§ **PROBLEM TO SOLVE**: Top to bottom, give the entries again exactly as written.

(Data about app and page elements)
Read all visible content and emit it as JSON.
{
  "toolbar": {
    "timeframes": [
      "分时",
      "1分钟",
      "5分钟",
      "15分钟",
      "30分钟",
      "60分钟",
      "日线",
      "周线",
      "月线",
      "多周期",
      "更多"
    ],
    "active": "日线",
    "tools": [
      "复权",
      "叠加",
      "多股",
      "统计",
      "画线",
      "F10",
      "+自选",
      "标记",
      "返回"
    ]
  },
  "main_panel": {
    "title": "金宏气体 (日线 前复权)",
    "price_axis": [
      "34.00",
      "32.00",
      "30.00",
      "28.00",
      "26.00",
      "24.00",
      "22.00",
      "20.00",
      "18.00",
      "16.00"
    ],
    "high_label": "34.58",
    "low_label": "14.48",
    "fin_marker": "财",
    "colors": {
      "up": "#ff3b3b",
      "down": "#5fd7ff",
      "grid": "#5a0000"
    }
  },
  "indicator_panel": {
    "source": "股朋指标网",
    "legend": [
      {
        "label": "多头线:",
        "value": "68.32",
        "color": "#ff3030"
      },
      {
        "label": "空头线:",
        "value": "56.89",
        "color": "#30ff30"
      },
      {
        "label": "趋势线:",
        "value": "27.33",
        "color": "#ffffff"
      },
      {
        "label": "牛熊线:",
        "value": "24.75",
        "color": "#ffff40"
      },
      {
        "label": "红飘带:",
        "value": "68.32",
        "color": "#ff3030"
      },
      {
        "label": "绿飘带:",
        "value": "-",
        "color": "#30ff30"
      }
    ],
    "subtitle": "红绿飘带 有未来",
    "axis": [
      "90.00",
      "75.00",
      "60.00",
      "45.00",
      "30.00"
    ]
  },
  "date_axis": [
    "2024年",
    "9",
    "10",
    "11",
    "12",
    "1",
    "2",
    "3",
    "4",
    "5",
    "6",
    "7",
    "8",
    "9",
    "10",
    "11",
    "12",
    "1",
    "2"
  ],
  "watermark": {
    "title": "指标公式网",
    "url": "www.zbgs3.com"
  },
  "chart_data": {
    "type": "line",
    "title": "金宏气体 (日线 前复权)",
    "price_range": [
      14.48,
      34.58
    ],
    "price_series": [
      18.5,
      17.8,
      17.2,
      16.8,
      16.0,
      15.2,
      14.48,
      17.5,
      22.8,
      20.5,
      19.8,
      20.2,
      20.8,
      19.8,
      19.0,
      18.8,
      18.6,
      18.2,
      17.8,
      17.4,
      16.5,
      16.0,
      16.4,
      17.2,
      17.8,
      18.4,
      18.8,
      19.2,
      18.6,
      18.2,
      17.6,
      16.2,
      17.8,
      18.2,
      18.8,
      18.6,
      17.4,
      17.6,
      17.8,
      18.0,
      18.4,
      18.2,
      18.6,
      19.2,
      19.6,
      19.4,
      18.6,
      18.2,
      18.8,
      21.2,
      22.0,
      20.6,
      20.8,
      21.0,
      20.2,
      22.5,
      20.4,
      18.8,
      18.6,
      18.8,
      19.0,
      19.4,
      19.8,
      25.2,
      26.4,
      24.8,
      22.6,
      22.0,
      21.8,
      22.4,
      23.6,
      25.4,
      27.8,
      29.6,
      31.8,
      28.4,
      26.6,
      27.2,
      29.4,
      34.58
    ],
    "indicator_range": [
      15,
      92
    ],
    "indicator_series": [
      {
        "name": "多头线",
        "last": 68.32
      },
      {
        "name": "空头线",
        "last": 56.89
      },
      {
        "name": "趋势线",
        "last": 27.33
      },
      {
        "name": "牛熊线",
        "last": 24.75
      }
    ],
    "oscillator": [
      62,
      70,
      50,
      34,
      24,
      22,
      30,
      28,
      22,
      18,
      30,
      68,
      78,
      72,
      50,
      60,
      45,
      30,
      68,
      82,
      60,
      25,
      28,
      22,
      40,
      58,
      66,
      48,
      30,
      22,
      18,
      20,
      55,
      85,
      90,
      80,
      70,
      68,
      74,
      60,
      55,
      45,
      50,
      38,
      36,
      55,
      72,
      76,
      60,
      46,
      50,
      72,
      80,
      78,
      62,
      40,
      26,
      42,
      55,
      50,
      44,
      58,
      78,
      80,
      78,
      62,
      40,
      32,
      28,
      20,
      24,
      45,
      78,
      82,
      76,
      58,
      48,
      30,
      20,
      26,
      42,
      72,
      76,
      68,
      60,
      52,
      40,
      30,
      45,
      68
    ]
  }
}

§ **ANSWER FOR THE TASK**:
Read all visible content and emit it as JSON.
{
  "toolbar": {
    "timeframes": [
      "分时",
      "1分钟",
      "5分钟",
      "15分钟",
      "30分钟",
      "60分钟",
      "日线",
      "周线",
      "月线",
      "多周期",
      "更多"
    ],
    "active": "日线",
    "tools": [
      "复权",
      "叠加",
      "多股",
      "统计",
      "画线",
      "F10",
      "+自选",
      "标记",
      "返回"
    ]
  },
  "main_panel": {
    "title": "金宏气体 (日线 前复权)",
    "price_axis": [
      "34.00",
      "32.00",
      "30.00",
      "28.00",
      "26.00",
      "24.00",
      "22.00",
      "20.00",
      "18.00",
      "16.00"
    ],
    "high_label": "34.58",
    "low_label": "14.48",
    "fin_marker": "财",
    "colors": {
      "up": "#ff3b3b",
      "down": "#5fd7ff",
      "grid": "#5a0000"
    }
  },
  "indicator_panel": {
    "source": "股朋指标网",
    "legend": [
      {
        "label": "多头线:",
        "value": "68.32",
        "color": "#ff3030"
      },
      {
        "label": "空头线:",
        "value": "56.89",
        "color": "#30ff30"
      },
      {
        "label": "趋势线:",
        "value": "27.33",
        "color": "#ffffff"
      },
      {
        "label": "牛熊线:",
        "value": "24.75",
        "color": "#ffff40"
      },
      {
        "label": "红飘带:",
        "value": "68.32",
        "color": "#ff3030"
      },
      {
        "label": "绿飘带:",
        "value": "-",
        "color": "#30ff30"
      }
    ],
    "subtitle": "红绿飘带 有未来",
    "axis": [
      "90.00",
      "75.00",
      "60.00",
      "45.00",
      "30.00"
    ]
  },
  "date_axis": [
    "2024年",
    "9",
    "10",
    "11",
    "12",
    "1",
    "2",
    "3",
    "4",
    "5",
    "6",
    "7",
    "8",
    "9",
    "10",
    "11",
    "12",
    "1",
    "2"
  ],
  "watermark": {
    "title": "指标公式网",
    "url": "www.zbgs3.com"
  },
  "chart_data": {
    "type": "line",
    "title": "金宏气体 (日线 前复权)",
    "price_range": [
      14.48,
      34.58
    ],
    "price_series": [
      18.5,
      17.8,
      17.2,
      16.8,
      16.0,
      15.2,
      14.48,
      17.5,
      22.8,
      20.5,
      19.8,
      20.2,
      20.8,
      19.8,
      19.0,
      18.8,
      18.6,
      18.2,
      17.8,
      17.4,
      16.5,
      16.0,
      16.4,
      17.2,
      17.8,
      18.4,
      18.8,
      19.2,
      18.6,
      18.2,
      17.6,
      16.2,
      17.8,
      18.2,
      18.8,
      18.6,
      17.4,
      17.6,
      17.8,
      18.0,
      18.4,
      18.2,
      18.6,
      19.2,
      19.6,
      19.4,
      18.6,
      18.2,
      18.8,
      21.2,
      22.0,
      20.6,
      20.8,
      21.0,
      20.2,
      22.5,
      20.4,
      18.8,
      18.6,
      18.8,
      19.0,
      19.4,
      19.8,
      25.2,
      26.4,
      24.8,
      22.6,
      22.0,
      21.8,
      22.4,
      23.6,
      25.4,
      27.8,
      29.6,
      31.8,
      28.4,
      26.6,
      27.2,
      29.4,
      34.58
    ],
    "indicator_range": [
      15,
      92
    ],
    "indicator_series": [
      {
        "name": "多头线",
        "last": 68.32
      },
      {
        "name": "空头线",
        "last": 56.89
      },
      {
        "name": "趋势线",
        "last": 27.33
      },
      {
        "name": "牛熊线",
        "last": 24.75
      }
    ],
    "oscillator": [
      62,
      70,
      50,
      34,
      24,
      22,
      30,
      28,
      22,
      18,
      30,
      68,
      78,
      72,
      50,
      60,
      45,
      30,
      68,
      82,
      60,
      25,
      28,
      22,
      40,
      58,
      66,
      48,
      30,
      22,
      18,
      20,
      55,
      85,
      90,
      80,
      70,
      68,
      74,
      60,
      55,
      45,
      50,
      38,
      36,
      55,
      72,
      76,
      60,
      46,
      50,
      72,
      80,
      78,
      62,
      40,
      26,
      42,
      55,
      50,
      44,
      58,
      78,
      80,
      78,
      62,
      40,
      32,
      28,
      20,
      24,
      45,
      78,
      82,
      76,
      58,
      48,
      30,
      20,
      26,
      42,
      72,
      76,
      68,
      60,
      52,
      40,
      30,
      45,
      68
    ]
  }
}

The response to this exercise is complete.